## TASK BRIEF
Please write out the data exactly, line by line.

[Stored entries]

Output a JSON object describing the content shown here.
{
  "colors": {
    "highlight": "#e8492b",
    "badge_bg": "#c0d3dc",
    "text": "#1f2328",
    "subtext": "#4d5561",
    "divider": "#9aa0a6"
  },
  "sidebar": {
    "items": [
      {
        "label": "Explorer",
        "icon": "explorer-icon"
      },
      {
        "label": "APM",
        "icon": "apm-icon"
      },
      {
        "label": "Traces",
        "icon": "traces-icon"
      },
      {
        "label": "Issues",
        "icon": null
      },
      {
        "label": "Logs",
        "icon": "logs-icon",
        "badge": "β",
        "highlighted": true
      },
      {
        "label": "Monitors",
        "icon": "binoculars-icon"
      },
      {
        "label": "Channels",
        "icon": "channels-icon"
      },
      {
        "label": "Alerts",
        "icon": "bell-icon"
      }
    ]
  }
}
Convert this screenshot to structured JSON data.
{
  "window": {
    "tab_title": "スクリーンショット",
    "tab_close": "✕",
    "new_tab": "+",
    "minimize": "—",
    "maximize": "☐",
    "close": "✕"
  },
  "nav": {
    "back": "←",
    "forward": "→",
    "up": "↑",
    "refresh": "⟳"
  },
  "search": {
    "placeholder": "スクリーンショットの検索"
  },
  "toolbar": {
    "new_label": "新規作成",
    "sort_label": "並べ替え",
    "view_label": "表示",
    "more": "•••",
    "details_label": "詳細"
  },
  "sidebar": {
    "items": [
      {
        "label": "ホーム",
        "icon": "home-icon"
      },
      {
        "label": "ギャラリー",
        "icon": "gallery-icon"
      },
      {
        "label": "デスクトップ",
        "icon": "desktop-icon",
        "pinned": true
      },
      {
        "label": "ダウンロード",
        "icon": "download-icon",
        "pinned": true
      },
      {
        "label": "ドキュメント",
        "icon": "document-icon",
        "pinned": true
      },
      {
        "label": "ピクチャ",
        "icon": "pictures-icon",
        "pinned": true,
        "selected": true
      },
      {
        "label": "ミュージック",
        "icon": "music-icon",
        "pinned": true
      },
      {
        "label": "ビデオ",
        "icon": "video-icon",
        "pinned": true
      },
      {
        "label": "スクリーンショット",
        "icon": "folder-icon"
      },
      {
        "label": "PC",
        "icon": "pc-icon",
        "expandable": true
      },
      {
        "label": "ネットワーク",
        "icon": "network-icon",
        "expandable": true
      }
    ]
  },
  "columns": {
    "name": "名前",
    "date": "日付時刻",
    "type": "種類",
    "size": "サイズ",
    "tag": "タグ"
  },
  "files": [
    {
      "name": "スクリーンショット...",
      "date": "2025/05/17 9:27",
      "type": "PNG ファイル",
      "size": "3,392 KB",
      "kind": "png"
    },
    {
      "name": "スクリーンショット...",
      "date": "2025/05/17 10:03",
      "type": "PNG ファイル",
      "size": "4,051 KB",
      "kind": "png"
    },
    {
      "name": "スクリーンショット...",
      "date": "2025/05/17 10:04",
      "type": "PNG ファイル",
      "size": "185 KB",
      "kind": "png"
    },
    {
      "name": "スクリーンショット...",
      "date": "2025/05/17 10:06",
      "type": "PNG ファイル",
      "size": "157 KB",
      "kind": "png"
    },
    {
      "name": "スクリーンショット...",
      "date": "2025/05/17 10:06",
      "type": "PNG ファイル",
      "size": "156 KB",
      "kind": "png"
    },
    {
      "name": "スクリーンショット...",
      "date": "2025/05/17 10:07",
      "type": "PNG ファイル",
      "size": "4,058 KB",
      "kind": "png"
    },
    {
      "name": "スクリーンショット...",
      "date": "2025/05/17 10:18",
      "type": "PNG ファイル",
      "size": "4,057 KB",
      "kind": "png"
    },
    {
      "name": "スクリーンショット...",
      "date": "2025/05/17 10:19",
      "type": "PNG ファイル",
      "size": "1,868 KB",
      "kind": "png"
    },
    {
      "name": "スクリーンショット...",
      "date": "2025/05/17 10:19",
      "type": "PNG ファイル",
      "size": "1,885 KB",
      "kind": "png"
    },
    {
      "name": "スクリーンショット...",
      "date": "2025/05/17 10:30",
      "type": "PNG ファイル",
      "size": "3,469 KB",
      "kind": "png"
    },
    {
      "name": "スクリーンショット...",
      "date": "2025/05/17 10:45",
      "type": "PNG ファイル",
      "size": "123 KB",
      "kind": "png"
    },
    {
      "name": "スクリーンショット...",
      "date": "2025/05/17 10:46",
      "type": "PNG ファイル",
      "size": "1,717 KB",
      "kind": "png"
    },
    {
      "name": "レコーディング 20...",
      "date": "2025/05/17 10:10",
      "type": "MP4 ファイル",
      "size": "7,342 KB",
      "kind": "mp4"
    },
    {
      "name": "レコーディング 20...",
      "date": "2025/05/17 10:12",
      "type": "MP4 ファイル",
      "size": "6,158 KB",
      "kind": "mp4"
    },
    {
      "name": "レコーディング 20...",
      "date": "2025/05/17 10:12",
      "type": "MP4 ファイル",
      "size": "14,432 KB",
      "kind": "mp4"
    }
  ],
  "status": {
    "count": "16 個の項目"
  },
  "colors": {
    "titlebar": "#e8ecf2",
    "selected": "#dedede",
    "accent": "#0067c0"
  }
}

## RESPONSE TO THIS TASK
Output a JSON object describing the content shown here.
{
  "colors": {
    "highlight": "#e8492b",
    "badge_bg": "#c0d3dc",
    "text": "#1f2328",
    "subtext": "#4d5561",
    "divider": "#9aa0a6"
  },
  "sidebar": {
    "items": [
      {
        "label": "Explorer",
        "icon": "explorer-icon"
      },
      {
        "label": "APM",
        "icon": "apm-icon"
      },
      {
        "label": "Traces",
        "icon": "traces-icon"
      },
      {
        "label": "Issues",
        "icon": null
      },
      {
        "label": "Logs",
        "icon": "logs-icon",
        "badge": "β",
        "highlighted": true
      },
      {
        "label": "Monitors",
        "icon": "binoculars-icon"
      },
      {
        "label": "Channels",
        "icon": "channels-icon"
      },
      {
        "label": "Alerts",
        "icon": "bell-icon"
      }
    ]
  }
}
Convert this screenshot to structured JSON data.
{
  "window": {
    "tab_title": "スクリーンショット",
    "tab_close": "✕",
    "new_tab": "+",
    "minimize": "—",
    "maximize": "☐",
    "close": "✕"
  },
  "nav": {
    "back": "←",
    "forward": "→",
    "up": "↑",
    "refresh": "⟳"
  },
  "search": {
    "placeholder": "スクリーンショットの検索"
  },
  "toolbar": {
    "new_label": "新規作成",
    "sort_label": "並べ替え",
    "view_label": "表示",
    "more": "•••",
    "details_label": "詳細"
  },
  "sidebar": {
    "items": [
      {
        "label": "ホーム",
        "icon": "home-icon"
      },
      {
        "label": "ギャラリー",
        "icon": "gallery-icon"
      },
      {
        "label": "デスクトップ",
        "icon": "desktop-icon",
        "pinned": true
      },
      {
        "label": "ダウンロード",
        "icon": "download-icon",
        "pinned": true
      },
      {
        "label": "ドキュメント",
        "icon": "document-icon",
        "pinned": true
      },
      {
        "label": "ピクチャ",
        "icon": "pictures-icon",
        "pinned": true,
        "selected": true
      },
      {
        "label": "ミュージック",
        "icon": "music-icon",
        "pinned": true
      },
      {
        "label": "ビデオ",
        "icon": "video-icon",
        "pinned": true
      },
      {
        "label": "スクリーンショット",
        "icon": "folder-icon"
      },
      {
        "label": "PC",
        "icon": "pc-icon",
        "expandable": true
      },
      {
        "label": "ネットワーク",
        "icon": "network-icon",
        "expandable": true
      }
    ]
  },
  "columns": {
    "name": "名前",
    "date": "日付時刻",
    "type": "種類",
    "size": "サイズ",
    "tag": "タグ"
  },
  "files": [
    {
      "name": "スクリーンショット...",
      "date": "2025/05/17 9:27",
      "type": "PNG ファイル",
      "size": "3,392 KB",
      "kind": "png"
    },
    {
      "name": "スクリーンショット...",
      "date": "2025/05/17 10:03",
      "type": "PNG ファイル",
      "size": "4,051 KB",
      "kind": "png"
    },
    {
      "name": "スクリーンショット...",
      "date": "2025/05/17 10:04",
      "type": "PNG ファイル",
      "size": "185 KB",
      "kind": "png"
    },
    {
      "name": "スクリーンショット...",
      "date": "2025/05/17 10:06",
      "type": "PNG ファイル",
      "size": "157 KB",
      "kind": "png"
    },
    {
      "name": "スクリーンショット...",
      "date": "2025/05/17 10:06",
      "type": "PNG ファイル",
      "size": "156 KB",
      "kind": "png"
    },
    {
      "name": "スクリーンショット...",
      "date": "2025/05/17 10:07",
      "type": "PNG ファイル",
      "size": "4,058 KB",
      "kind": "png"
    },
    {
      "name": "スクリーンショット...",
      "date": "2025/05/17 10:18",
      "type": "PNG ファイル",
      "size": "4,057 KB",
      "kind": "png"
    },
    {
      "name": "スクリーンショット...",
      "date": "2025/05/17 10:19",
      "type": "PNG ファイル",
      "size": "1,868 KB",
      "kind": "png"
    },
    {
      "name": "スクリーンショット...",
      "date": "2025/05/17 10:19",
      "type": "PNG ファイル",
      "size": "1,885 KB",
      "kind": "png"
    },
    {
      "name": "スクリーンショット...",
      "date": "2025/05/17 10:30",
      "type": "PNG ファイル",
      "size": "3,469 KB",
      "kind": "png"
    },
    {
      "name": "スクリーンショット...",
      "date": "2025/05/17 10:45",
      "type": "PNG ファイル",
      "size": "123 KB",
      "kind": "png"
    },
    {
      "name": "スクリーンショット...",
      "date": "2025/05/17 10:46",
      "type": "PNG ファイル",
      "size": "1,717 KB",
      "kind": "png"
    },
    {
      "name": "レコーディング 20...",
      "date": "2025/05/17 10:10",
      "type": "MP4 ファイル",
      "size": "7,342 KB",
      "kind": "mp4"
    },
    {
      "name": "レコーディング 20...",
      "date": "2025/05/17 10:12",
      "type": "MP4 ファイル",
      "size": "6,158 KB",
      "kind": "mp4"
    },
    {
      "name": "レコーディング 20...",
      "date": "2025/05/17 10:12",
      "type": "MP4 ファイル",
      "size": "14,432 KB",
      "kind": "mp4"
    }
  ],
  "status": {
    "count": "16 個の項目"
  },
  "colors": {
    "titlebar": "#e8ecf2",
    "selected": "#dedede",
    "accent": "#0067c0"
  }
}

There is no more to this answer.